Exercise description:
The number of lines below that contain the word "screenshot" is all that the answer should hold.

Data under study:
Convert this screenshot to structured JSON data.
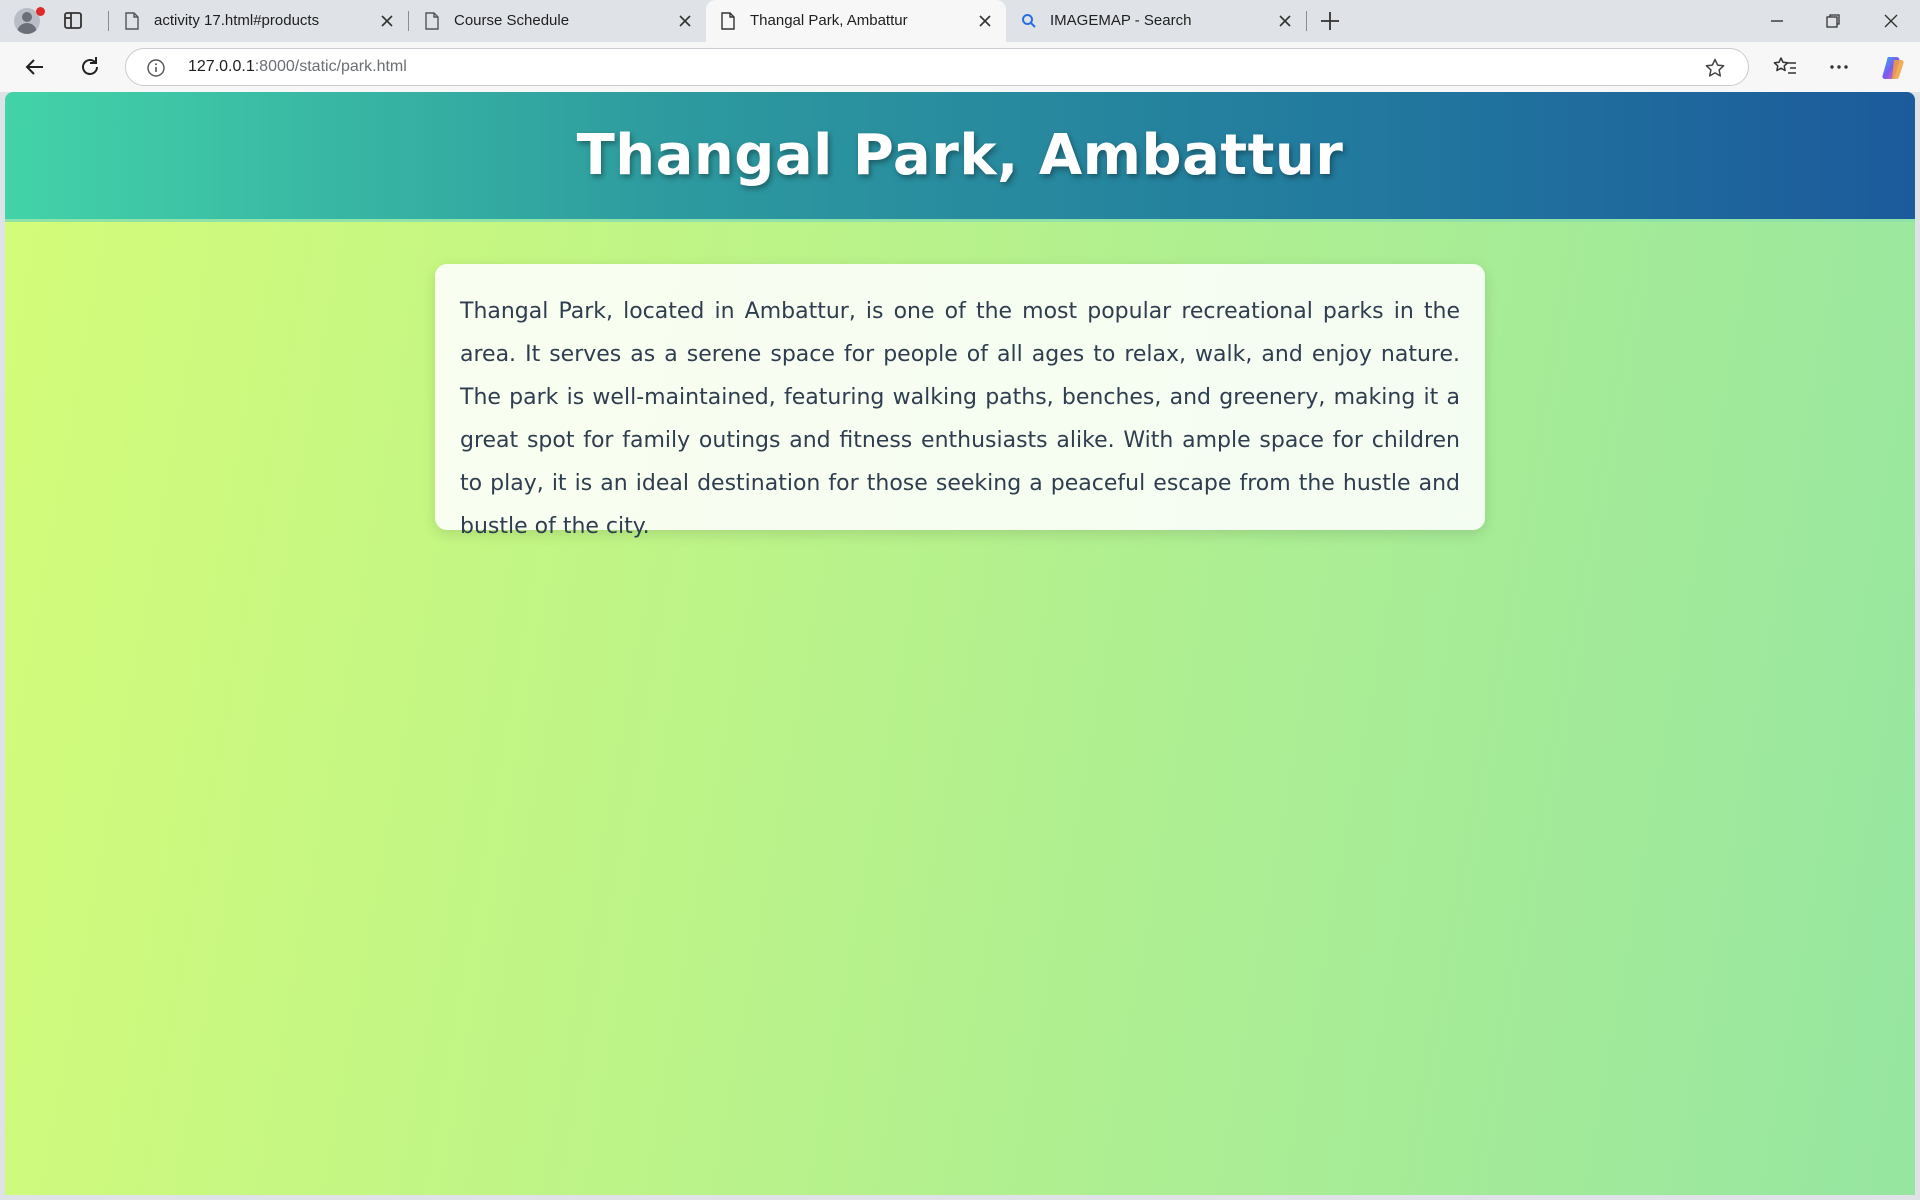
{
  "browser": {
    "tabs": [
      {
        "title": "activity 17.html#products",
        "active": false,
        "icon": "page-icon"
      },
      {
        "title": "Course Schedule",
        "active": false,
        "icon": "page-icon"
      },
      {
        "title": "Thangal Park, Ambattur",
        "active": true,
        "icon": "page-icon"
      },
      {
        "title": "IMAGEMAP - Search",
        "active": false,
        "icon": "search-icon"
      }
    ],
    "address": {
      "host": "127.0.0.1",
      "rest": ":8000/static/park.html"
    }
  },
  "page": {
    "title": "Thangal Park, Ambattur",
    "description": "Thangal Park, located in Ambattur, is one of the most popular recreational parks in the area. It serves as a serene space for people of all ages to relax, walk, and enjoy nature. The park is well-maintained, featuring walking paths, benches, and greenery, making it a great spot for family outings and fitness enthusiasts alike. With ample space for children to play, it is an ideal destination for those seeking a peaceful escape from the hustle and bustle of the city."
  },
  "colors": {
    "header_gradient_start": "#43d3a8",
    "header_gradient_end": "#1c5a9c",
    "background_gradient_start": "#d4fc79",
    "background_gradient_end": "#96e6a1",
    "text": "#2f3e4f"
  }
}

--

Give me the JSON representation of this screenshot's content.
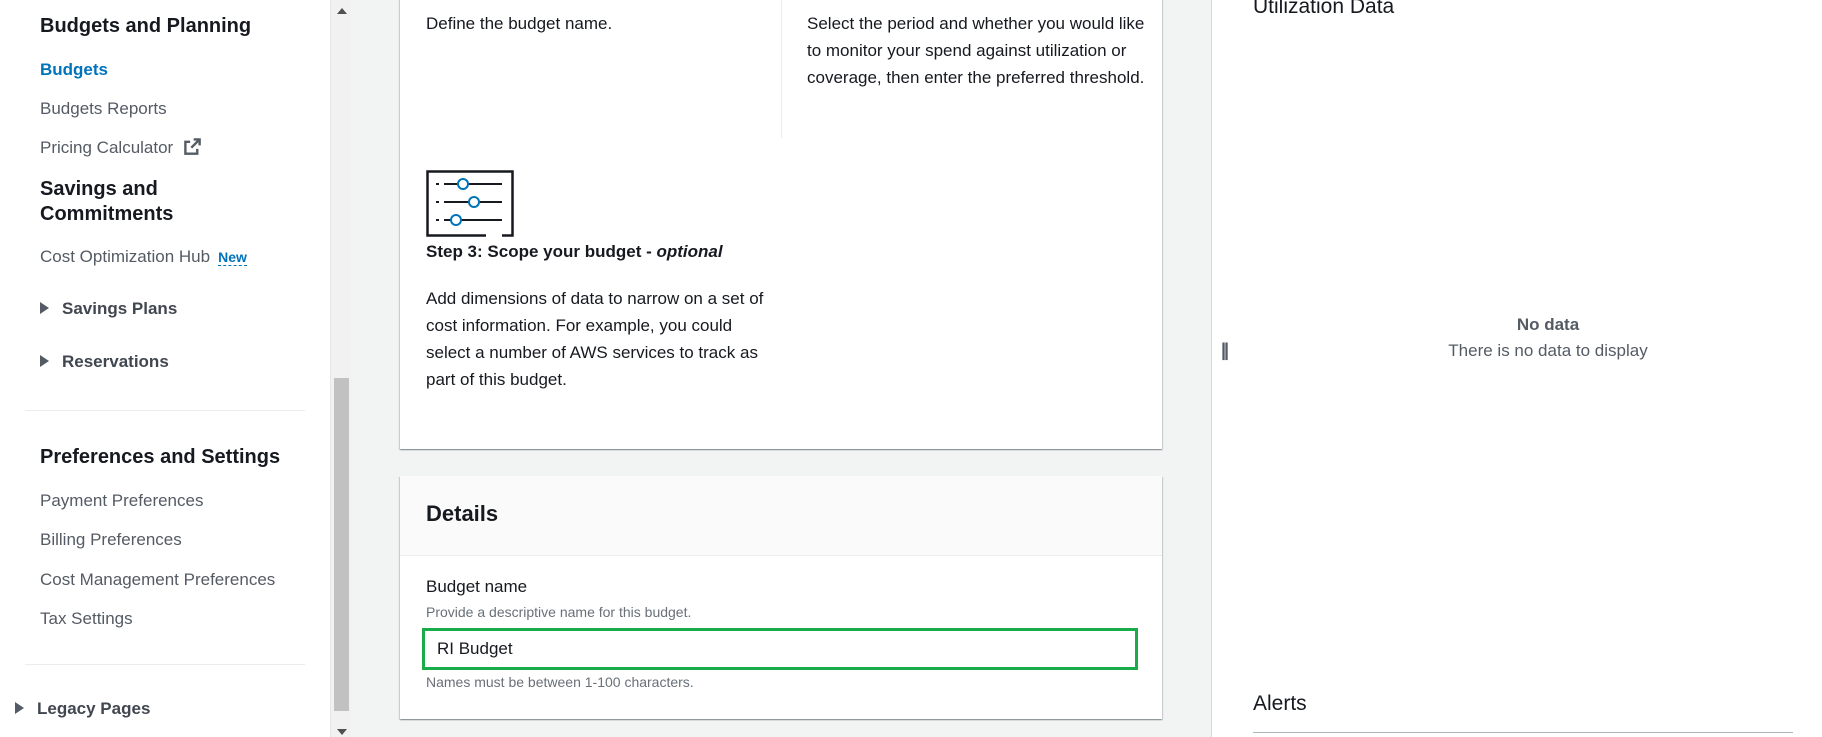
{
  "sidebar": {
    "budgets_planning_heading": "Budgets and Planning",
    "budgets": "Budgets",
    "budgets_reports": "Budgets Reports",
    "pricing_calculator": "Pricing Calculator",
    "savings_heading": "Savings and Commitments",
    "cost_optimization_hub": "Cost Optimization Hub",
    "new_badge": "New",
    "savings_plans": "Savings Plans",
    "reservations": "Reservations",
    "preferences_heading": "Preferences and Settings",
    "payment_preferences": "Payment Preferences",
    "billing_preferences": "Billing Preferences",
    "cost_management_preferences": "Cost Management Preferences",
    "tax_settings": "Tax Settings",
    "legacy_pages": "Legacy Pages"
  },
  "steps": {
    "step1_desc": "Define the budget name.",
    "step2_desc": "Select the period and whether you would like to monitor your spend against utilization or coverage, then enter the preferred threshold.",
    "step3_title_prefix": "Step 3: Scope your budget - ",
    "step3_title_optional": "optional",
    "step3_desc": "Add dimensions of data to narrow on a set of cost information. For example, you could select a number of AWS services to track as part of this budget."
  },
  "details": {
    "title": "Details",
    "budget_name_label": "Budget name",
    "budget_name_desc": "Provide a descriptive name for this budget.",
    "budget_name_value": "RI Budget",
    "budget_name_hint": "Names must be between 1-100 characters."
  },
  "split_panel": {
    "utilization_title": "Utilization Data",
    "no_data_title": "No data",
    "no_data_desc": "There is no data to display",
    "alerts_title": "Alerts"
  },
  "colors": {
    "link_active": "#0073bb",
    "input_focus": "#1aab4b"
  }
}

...

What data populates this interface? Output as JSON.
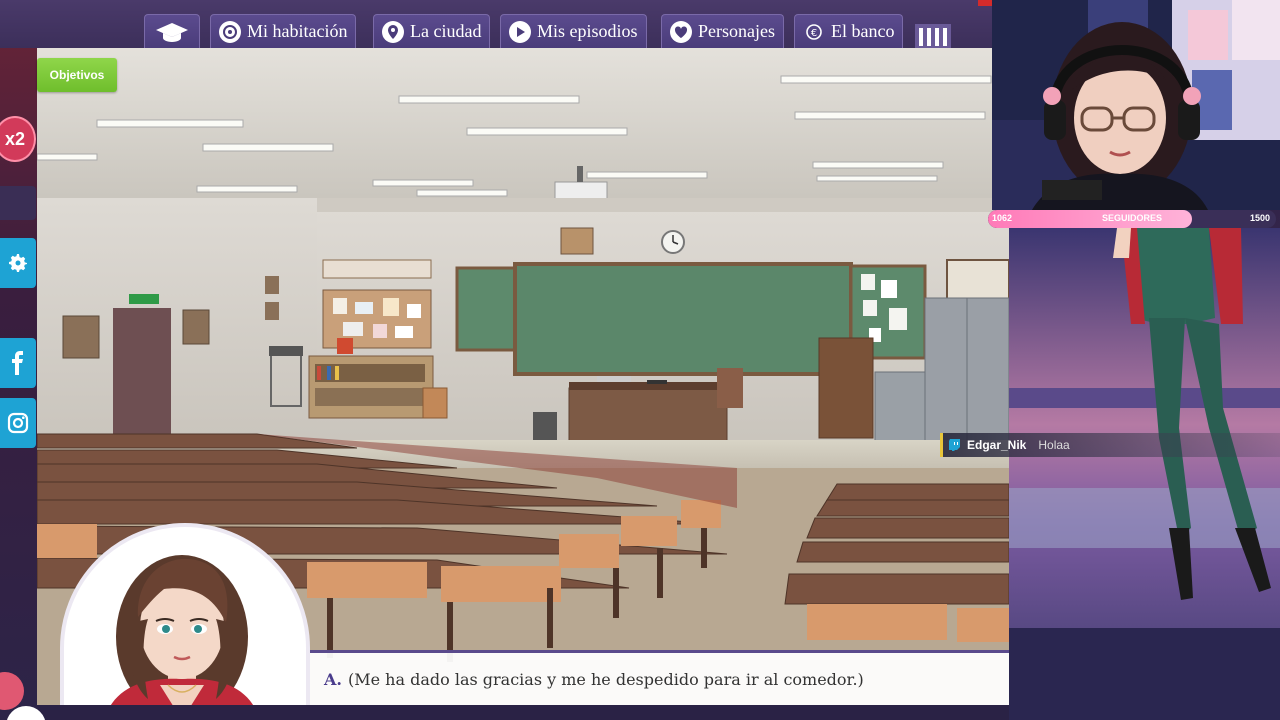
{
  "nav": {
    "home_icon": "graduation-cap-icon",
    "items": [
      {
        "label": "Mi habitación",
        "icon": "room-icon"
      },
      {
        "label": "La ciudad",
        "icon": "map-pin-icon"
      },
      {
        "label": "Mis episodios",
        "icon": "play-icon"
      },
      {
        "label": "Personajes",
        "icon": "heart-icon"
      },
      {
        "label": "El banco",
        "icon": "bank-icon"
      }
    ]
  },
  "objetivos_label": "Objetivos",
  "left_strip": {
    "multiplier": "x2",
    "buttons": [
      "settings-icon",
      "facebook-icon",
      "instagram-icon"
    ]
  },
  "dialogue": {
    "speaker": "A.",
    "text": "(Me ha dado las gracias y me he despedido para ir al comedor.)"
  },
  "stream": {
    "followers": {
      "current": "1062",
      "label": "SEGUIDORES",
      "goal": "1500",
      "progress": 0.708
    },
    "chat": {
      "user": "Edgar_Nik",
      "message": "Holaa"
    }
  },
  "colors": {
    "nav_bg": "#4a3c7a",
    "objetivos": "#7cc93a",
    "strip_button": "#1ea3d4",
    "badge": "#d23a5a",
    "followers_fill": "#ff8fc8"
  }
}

Exercise response:
2